Edwin Landseer Lutyens (1869-1944) born in
He established his own office at the age of 20.
Lutyens embarked on a long career included every
kind of commission, from secular buildings to town
Architectural styles: Romantic Vernacular, NeoGeorgian, and Neo-Classical.
Working style: Sense of proportion and organizational
principles and symmetry with use of available local
Houses for the English nouveau riche(vernacular style).
Deanery Gardens house, Sonning, Berkshire.
Middlefield, Great Helford, Cambridge.
Heathcoate, Ilkley, Yorkshire(Neo-classical).
Viceroy's House or rashtrapati bhavan,New Delhi (Neo
Amesbury Prep School in Hindhead, Surrey.
India gate (1931).
Free Church, Hampstead Garden Suburb(1920).
Hampton Court Bridge(1930).
Deanery Gardens house,
Hampton Court Bridge
Knighthood award in 1918.
Royal Academician in 1920.
Royal Gold Medal for Architecture in 1921.
AIA Gold Medal in 1925.
Architect : Edwin Landseer Lutyens
Time period : 1913-1930
Architectural style : The Mughal architectural
designs, Persian art forms, Indian designs and the
European architectural styles.
Floor area :200,000 sq ft
Made for : Rashtrapati Bhavan is the official residence
of the Rashtrapati or the President of India.
No steel was used to construct Rashtrapati
In 1916 the Imperial Delhi committee dismissed
Lutyens's proposal to alter the gradient. Lutyens
thought Baker was more concerned with making
money and pleasing the government, rather than
making a good architectural design.
The Rashtrapati Bhavan is the biggest residence of the
Head of the State in the world.
The structure is built using 700 million bricks and
three million cubic feet of stone.
Rashtrapati Bhavan has Buddhist
railings, chhajjas, chhatris ,jaalis and Indian temple
bells in its pillars.
Dome of the building is said to have been influenced
by Roman architecture, it indicates an influence of the
famous Sanchi Stupa.
The layout of the palace is designed around a massive
square with many courtyards and open inner areas
There are separate wings for the Viceroy and another
wing for guests. The Viceroy’s wing is a separate fourstorey house in itself, with its own court areas within.
At the centre of the main part of the
palace, underneath the main dome, is the Durbar Hall.
Jaipur column placed in the front of the main building
in east side.
Mughal gardens located in the backside of the façade
on west side.
In the hall, the columns are made in Delhi order which
combines vertical lines with the motif of a bell.
The vertical lines from the column were also used in
the frieze around the room, which could not have been
done with one of the traditional Greek orders of
The hall has a 2-ton chandelier which hangs from a 33metre height. The two state drawing rooms, the state
supper room and the state library are each on the four
corners of the hall.
There are also other rooms such as many loggias
(galleries with open air on one side) which face out

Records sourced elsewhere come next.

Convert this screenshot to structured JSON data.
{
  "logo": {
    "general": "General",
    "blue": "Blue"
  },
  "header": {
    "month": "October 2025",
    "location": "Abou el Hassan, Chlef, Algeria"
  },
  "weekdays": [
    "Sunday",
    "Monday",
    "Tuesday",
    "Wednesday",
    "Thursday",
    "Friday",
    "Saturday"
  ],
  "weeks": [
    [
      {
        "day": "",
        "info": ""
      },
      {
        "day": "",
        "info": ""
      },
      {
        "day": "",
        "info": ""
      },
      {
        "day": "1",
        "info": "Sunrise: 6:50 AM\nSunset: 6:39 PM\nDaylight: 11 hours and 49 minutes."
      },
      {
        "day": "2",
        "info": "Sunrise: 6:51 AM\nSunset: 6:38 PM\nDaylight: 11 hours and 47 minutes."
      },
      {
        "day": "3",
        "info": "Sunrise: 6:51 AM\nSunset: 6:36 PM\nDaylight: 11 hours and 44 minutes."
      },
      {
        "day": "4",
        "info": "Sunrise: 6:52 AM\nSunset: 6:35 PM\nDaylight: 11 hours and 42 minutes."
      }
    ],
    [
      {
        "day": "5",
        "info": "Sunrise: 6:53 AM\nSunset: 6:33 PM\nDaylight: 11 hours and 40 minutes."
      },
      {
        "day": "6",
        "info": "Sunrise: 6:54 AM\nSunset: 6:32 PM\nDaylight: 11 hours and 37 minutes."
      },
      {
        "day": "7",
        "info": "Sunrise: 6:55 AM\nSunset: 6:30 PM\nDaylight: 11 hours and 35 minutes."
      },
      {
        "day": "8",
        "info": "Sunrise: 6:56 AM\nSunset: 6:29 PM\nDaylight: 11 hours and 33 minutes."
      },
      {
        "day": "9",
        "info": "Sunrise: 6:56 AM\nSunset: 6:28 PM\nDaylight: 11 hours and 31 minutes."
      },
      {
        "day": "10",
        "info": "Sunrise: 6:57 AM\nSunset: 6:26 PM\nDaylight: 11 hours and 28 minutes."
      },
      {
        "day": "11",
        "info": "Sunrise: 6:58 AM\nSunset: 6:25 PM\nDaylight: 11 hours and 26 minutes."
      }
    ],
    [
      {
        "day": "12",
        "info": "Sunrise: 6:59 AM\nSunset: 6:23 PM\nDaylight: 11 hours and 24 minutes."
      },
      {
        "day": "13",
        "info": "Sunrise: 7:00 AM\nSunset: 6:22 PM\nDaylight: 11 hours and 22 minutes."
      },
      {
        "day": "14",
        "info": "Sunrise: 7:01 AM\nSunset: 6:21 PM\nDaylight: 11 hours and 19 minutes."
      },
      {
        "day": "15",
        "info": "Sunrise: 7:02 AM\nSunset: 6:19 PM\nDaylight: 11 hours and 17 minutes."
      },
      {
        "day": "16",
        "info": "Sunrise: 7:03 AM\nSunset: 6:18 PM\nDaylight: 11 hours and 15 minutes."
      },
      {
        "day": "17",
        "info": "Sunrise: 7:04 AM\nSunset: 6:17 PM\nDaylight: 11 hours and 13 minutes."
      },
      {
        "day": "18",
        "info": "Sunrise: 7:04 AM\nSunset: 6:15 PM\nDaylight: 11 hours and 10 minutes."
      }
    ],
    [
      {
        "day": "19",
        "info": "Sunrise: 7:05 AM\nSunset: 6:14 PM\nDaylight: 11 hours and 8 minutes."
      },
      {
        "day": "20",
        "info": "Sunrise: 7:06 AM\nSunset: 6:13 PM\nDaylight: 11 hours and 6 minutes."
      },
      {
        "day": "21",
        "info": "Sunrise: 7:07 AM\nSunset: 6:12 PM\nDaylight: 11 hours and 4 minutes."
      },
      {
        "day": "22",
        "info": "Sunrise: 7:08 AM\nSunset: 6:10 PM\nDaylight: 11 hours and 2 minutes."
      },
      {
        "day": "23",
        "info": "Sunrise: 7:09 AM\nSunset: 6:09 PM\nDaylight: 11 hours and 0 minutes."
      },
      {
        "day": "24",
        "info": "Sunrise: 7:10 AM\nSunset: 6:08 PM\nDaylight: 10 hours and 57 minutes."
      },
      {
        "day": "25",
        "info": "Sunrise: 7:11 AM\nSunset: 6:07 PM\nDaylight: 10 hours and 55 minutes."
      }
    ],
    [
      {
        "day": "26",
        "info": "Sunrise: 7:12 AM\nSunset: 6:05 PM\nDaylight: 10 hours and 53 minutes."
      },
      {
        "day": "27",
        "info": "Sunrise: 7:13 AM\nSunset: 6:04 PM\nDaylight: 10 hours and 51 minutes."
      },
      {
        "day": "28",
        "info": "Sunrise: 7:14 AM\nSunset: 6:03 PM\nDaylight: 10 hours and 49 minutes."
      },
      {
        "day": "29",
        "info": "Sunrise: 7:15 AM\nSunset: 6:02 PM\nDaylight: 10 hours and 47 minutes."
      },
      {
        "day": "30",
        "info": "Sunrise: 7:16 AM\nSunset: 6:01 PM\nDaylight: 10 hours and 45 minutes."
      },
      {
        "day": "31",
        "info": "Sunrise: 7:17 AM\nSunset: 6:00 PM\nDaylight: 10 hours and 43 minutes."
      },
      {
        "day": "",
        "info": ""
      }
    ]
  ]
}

into the courtyards, a large dining hall with an
extremely long table, sitting rooms, billiards
rooms, and a large ball room, and staircases.
The ancillary dome-like structure on top of the
building is known as a CHUTTRI, an integral part of
Indian architectural design.
The dome in the middle involved a mixture of Indian
and British styles. In the center surmounted on top of
a drum, which stands out from the rest of the
building, due to its height.
The dome is exactly in the middle of the diagonals
between the four corners of the building.
The dome is more than twice the height of the rest of
There is also an open area in one room to the
sky, which lets in much of the natural light.
Chhajjas are stone slabs which are fixed below the roof of a
building and are designed for the purposes of preventing
the sunrays from falling on the windows and protecting the
walls from the rains in the monsoon.
Chhatris adorn the rooftops of the building and make an
exception to the horizontal line through their elevated
Jaalis, like chhajjas and chhatris, are also of typical Indian
designs which add beauty to the architecture of the
Rashtrapati Bhavan. Jaalis are the stone slabs containing
lots of perforations which are designed with delicate floral
and geometric patterns.
Lutyens very carefully used chhajjas, chhatris and jaalis and
skillfully harnessed the utility of these designs by
deploying them at appropriate places.
In few of the jaalis that are installed in the Rashtrapati
Bhavan, Lutyens also blended European styles to further
enhance their aesthetics and utility.
The Jaipur Column, 145 feet
topped by a bronze lotus
from which rises a sixpointed glass star.
An interesting details about
the column is that inside the
stone shaft runs a steel tube
which attached the lotus and
the star, which weigh a little
more than five tones, to a
concrete block in the
Yellow Drawing Room.
North Drawing Room.
Marble Hall (Left, center and right).